◆ WHAT IS EXPECTED ◆
Among the entries below, count the lines where the string "Choose" occurs, and give only the number.

[Records from a data source]

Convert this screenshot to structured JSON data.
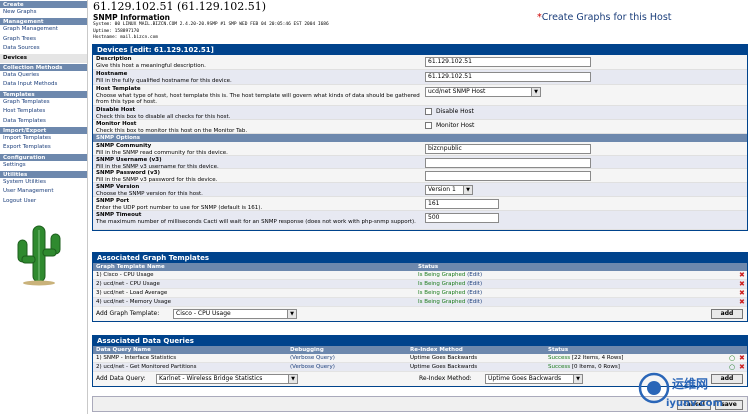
{
  "sidebar": {
    "sections": [
      {
        "title": "Create",
        "items": [
          {
            "label": "New Graphs",
            "active": false
          }
        ]
      },
      {
        "title": "Management",
        "items": [
          {
            "label": "Graph Management",
            "active": false
          },
          {
            "label": "Graph Trees",
            "active": false
          },
          {
            "label": "Data Sources",
            "active": false
          },
          {
            "label": "Devices",
            "active": true
          }
        ]
      },
      {
        "title": "Collection Methods",
        "items": [
          {
            "label": "Data Queries",
            "active": false
          },
          {
            "label": "Data Input Methods",
            "active": false
          }
        ]
      },
      {
        "title": "Templates",
        "items": [
          {
            "label": "Graph Templates",
            "active": false
          },
          {
            "label": "Host Templates",
            "active": false
          },
          {
            "label": "Data Templates",
            "active": false
          }
        ]
      },
      {
        "title": "Import/Export",
        "items": [
          {
            "label": "Import Templates",
            "active": false
          },
          {
            "label": "Export Templates",
            "active": false
          }
        ]
      },
      {
        "title": "Configuration",
        "items": [
          {
            "label": "Settings",
            "active": false
          }
        ]
      },
      {
        "title": "Utilities",
        "items": [
          {
            "label": "System Utilities",
            "active": false
          },
          {
            "label": "User Management",
            "active": false
          },
          {
            "label": "Logout User",
            "active": false
          }
        ]
      }
    ]
  },
  "header": {
    "device_title": "61.129.102.51 (61.129.102.51)",
    "snmp_title": "SNMP Information",
    "system_line": "System: 00 LINUX MAIL.BIZCN.COM 2.4.20-20.9SMP #1 SMP WED FEB 04 20:05:46 EST 2004 I686",
    "uptime_line": "Uptime: 158897170",
    "hostname_line": "Hostname: mail.bizcn.com",
    "create_graphs_star": "*",
    "create_graphs_link": "Create Graphs for this Host"
  },
  "devices": {
    "panel_title": "Devices [edit: 61.129.102.51]",
    "fields": [
      {
        "label": "Description",
        "help": "Give this host a meaningful description.",
        "type": "text",
        "value": "61.129.102.51"
      },
      {
        "label": "Hostname",
        "help": "Fill in the fully qualified hostname for this device.",
        "type": "text",
        "value": "61.129.102.51"
      },
      {
        "label": "Host Template",
        "help": "Choose what type of host, host template this is. The host template will govern what kinds of data should be gathered from this type of host.",
        "type": "select",
        "value": "ucd/net SNMP Host"
      },
      {
        "label": "Disable Host",
        "help": "Check this box to disable all checks for this host.",
        "type": "checkbox",
        "value": "Disable Host"
      },
      {
        "label": "Monitor Host",
        "help": "Check this box to monitor this host on the Monitor Tab.",
        "type": "checkbox",
        "value": "Monitor Host"
      }
    ],
    "snmp_section_title": "SNMP Options",
    "snmp_fields": [
      {
        "label": "SNMP Community",
        "help": "Fill in the SNMP read community for this device.",
        "type": "text",
        "value": "bizcnpublic"
      },
      {
        "label": "SNMP Username (v3)",
        "help": "Fill in the SNMP v3 username for this device.",
        "type": "text",
        "value": ""
      },
      {
        "label": "SNMP Password (v3)",
        "help": "Fill in the SNMP v3 password for this device.",
        "type": "text",
        "value": ""
      },
      {
        "label": "SNMP Version",
        "help": "Choose the SNMP version for this host.",
        "type": "select",
        "value": "Version 1"
      },
      {
        "label": "SNMP Port",
        "help": "Enter the UDP port number to use for SNMP (default is 161).",
        "type": "text",
        "value": "161"
      },
      {
        "label": "SNMP Timeout",
        "help": "The maximum number of milliseconds Cacti will wait for an SNMP response (does not work with php-snmp support).",
        "type": "text",
        "value": "500"
      }
    ]
  },
  "graph_templates": {
    "panel_title": "Associated Graph Templates",
    "columns": {
      "name": "Graph Template Name",
      "status": "Status"
    },
    "rows": [
      {
        "name": "1) Cisco - CPU Usage",
        "status": "Is Being Graphed",
        "edit": "(Edit)"
      },
      {
        "name": "2) ucd/net - CPU Usage",
        "status": "Is Being Graphed",
        "edit": "(Edit)"
      },
      {
        "name": "3) ucd/net - Load Average",
        "status": "Is Being Graphed",
        "edit": "(Edit)"
      },
      {
        "name": "4) ucd/net - Memory Usage",
        "status": "Is Being Graphed",
        "edit": "(Edit)"
      }
    ],
    "add_label": "Add Graph Template:",
    "add_value": "Cisco - CPU Usage",
    "add_button": "add"
  },
  "data_queries": {
    "panel_title": "Associated Data Queries",
    "columns": {
      "name": "Data Query Name",
      "debugging": "Debugging",
      "reindex": "Re-Index Method",
      "status": "Status"
    },
    "rows": [
      {
        "name": "1) SNMP - Interface Statistics",
        "debug": "(Verbose Query)",
        "reindex": "Uptime Goes Backwards",
        "status": "Success",
        "detail": "[22 Items, 4 Rows]"
      },
      {
        "name": "2) ucd/net - Get Monitored Partitions",
        "debug": "(Verbose Query)",
        "reindex": "Uptime Goes Backwards",
        "status": "Success",
        "detail": "[0 Items, 0 Rows]"
      }
    ],
    "add_label": "Add Data Query:",
    "add_value": "Karlnet - Wireless Bridge Statistics",
    "reindex_label": "Re-Index Method:",
    "reindex_value": "Uptime Goes Backwards",
    "add_button": "add"
  },
  "save_bar": {
    "cancel": "cancel",
    "save": "save"
  },
  "watermark": {
    "text_cn": "运维网",
    "text_url": "iyunv.com"
  },
  "colors": {
    "header_blue": "#00438c",
    "subhead_blue": "#6d88ad",
    "link_blue": "#1a3d7a",
    "success_green": "#1a7a1a",
    "delete_red": "#cc1f1f"
  }
}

◆ WRITTEN SOLUTION ◆
2